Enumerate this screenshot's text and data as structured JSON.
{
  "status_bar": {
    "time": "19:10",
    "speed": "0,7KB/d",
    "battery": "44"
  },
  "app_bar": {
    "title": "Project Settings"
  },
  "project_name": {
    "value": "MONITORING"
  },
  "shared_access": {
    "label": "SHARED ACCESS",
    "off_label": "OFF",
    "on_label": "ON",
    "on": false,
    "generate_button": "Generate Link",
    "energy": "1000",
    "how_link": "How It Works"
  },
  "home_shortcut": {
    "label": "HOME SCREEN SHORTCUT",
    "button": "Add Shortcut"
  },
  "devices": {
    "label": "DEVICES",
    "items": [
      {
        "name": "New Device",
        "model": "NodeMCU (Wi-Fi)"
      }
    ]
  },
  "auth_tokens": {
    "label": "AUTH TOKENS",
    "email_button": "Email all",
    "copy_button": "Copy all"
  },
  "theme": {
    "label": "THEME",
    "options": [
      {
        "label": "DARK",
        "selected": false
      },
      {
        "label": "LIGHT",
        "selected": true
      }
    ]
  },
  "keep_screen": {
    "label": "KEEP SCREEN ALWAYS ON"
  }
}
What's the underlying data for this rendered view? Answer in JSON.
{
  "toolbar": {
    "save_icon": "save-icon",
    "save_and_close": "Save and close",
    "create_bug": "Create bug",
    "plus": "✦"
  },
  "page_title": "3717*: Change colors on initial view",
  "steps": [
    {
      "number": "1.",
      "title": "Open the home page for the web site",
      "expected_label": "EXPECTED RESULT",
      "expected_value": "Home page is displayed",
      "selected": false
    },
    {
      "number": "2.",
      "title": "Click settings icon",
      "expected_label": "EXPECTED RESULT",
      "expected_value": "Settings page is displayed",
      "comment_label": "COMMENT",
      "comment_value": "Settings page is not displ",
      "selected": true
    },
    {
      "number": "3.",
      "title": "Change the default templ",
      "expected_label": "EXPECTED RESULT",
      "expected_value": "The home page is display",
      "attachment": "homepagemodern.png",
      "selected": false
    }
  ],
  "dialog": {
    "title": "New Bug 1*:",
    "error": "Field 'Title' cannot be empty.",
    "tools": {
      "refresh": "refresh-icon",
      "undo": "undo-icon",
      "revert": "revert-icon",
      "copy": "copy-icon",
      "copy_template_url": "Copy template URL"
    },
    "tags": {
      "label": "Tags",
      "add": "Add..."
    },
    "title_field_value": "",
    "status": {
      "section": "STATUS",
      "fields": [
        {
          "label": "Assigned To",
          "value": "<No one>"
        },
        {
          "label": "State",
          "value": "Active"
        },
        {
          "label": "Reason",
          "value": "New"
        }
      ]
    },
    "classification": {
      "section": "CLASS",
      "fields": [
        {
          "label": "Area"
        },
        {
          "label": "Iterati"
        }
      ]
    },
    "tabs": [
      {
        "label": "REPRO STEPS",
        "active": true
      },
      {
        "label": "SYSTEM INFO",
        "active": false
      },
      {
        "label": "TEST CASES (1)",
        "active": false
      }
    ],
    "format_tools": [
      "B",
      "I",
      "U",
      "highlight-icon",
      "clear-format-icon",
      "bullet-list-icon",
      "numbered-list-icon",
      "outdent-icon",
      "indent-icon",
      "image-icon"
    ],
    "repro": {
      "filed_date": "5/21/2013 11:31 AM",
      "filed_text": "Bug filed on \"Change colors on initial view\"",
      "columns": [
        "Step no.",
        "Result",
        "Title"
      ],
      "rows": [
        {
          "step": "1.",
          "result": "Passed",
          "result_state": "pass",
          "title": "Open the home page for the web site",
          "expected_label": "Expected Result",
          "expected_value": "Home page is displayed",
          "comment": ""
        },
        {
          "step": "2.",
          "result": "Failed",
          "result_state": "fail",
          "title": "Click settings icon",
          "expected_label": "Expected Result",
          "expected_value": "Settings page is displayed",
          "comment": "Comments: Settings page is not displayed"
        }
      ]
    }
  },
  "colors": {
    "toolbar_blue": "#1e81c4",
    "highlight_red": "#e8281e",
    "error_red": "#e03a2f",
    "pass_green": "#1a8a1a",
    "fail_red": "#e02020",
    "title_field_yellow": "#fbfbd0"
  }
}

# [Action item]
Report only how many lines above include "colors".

# [Answer box]
3